- appropriate preparedness and training (for instance, workers should obtain knowledge about what hazards can be encountered at the disaster scene, the possible physical and mental reactions to them, and how to protect themselves against negative outcomes) ;
- vaccination ;
- providing appropriate personal protective equipment, protective clothes, safety equipment (for instance, gas detectors, radiation alarm systems, mosquito nets), and ergonomic equipment (firefighter robots, syringe needles that incorporate safety features) ;
- providing primary and secondary prevention of mental health problems (psychological preparedness, post-intervention psychological support and help, and long-term psychological care when needed) ;
- long-term care and health surveillance alongside mandatory medical examinations, including workplace health promotion projects that provide workers with appropriate and safe keep-fit facilities.

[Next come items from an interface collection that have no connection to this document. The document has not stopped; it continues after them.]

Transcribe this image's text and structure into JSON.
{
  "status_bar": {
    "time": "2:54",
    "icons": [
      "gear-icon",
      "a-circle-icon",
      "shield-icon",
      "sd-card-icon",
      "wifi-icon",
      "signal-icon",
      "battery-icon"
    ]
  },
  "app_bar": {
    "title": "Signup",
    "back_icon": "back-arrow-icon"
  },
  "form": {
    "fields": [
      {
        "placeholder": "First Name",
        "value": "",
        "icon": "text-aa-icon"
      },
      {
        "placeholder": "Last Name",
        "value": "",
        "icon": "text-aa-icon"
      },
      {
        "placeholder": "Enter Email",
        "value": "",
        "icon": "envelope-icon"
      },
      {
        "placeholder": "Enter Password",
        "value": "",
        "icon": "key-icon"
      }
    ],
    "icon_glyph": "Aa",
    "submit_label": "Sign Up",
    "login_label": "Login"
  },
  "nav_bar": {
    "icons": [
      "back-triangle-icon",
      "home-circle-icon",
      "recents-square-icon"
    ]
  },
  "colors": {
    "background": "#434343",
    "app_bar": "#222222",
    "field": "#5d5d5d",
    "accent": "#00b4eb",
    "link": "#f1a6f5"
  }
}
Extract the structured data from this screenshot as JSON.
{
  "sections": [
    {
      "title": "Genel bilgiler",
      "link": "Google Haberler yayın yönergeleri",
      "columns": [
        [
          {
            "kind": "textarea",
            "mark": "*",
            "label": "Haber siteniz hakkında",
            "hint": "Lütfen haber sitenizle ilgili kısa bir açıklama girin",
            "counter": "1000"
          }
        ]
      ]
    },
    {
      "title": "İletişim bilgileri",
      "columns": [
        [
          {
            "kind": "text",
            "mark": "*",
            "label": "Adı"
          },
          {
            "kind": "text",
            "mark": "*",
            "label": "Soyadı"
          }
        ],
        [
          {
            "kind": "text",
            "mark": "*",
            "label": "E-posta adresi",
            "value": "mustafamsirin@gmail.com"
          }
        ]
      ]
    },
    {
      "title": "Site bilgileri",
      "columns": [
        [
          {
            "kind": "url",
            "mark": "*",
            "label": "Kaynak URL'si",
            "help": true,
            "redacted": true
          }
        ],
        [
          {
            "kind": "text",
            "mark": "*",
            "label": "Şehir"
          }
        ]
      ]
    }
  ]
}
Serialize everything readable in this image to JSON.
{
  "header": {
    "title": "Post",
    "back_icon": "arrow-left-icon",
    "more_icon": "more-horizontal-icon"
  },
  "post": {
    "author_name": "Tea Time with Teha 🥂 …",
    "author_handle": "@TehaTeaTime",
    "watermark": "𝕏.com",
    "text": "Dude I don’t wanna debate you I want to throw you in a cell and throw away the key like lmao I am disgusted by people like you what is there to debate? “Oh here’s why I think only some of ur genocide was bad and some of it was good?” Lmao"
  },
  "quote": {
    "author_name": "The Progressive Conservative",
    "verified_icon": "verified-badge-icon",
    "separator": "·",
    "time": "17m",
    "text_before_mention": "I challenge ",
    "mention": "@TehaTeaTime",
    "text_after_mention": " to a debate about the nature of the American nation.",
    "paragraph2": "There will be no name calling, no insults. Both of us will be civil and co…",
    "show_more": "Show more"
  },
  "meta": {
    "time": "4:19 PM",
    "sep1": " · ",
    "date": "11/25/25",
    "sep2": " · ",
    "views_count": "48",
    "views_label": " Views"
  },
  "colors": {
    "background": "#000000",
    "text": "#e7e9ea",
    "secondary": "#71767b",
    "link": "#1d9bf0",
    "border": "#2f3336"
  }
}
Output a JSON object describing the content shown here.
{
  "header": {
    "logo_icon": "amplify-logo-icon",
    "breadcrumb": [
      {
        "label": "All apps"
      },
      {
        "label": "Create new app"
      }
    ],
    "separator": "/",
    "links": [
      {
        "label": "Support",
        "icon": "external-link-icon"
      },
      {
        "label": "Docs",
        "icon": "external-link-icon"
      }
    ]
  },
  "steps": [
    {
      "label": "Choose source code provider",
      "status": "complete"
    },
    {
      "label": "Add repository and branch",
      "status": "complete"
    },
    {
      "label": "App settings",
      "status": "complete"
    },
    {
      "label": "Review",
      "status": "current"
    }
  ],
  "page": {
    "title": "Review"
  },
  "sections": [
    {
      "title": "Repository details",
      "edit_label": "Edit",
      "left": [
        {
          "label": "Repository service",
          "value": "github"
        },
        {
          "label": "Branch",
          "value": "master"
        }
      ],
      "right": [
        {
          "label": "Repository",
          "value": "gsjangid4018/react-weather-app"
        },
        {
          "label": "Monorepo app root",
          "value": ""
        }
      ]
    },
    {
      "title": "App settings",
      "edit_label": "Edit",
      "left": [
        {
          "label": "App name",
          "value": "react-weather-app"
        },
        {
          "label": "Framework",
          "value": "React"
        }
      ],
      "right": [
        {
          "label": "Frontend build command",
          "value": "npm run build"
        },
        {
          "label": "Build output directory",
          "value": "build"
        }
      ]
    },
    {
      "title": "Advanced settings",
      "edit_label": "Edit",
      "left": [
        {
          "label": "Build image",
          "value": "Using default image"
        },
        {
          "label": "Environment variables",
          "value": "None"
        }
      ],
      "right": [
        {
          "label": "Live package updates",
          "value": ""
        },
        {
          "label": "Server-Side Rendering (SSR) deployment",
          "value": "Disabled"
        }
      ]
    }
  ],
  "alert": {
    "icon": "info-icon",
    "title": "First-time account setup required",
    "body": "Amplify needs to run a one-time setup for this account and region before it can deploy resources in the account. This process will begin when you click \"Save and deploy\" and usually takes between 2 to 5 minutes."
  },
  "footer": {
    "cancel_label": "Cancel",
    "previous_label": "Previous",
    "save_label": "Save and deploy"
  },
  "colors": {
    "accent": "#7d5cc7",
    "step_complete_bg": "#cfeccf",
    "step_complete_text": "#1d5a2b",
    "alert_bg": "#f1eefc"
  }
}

Although major disasters and accidents are always to be expected, past disasters and more recent events demonstrate that communities are still often not fully prepared for dealing with major disasters. It is also clear that the protection of emergency workers against OSH Risks exhibits shortcomings. This literature review indicates some areas in which additional research and actions are necessary. General preventive measures begin with reducing the vulnerability of people to disasters, and reducing the severity of the damage that might be caused by a disaster, resulting in a smaller number of emergency workers needed to take part in disaster control. The OSH of Emergency Workers should be also taken into consideration in the earliest stages of building design, such as by making it possible for lifts to be used during an emergency, and in the formation of emergency response plans at international, national, and organisational level. Rehearsing different terrorist attack scenarios can serve as a way to predict possible hazards for emergency workers. Also essential is the further development of personal protective and other safety equipment, especially against multiple hazards and bio-terrorism, and taking into consideration the possibility of physical overstrain and the difficult working environment of emergency workers. Further longitudinal research on the negative health effects of dangerous substances is needed, including studies on the toxicological properties of the combustion of new products which are constantly being developed and introduced to the market.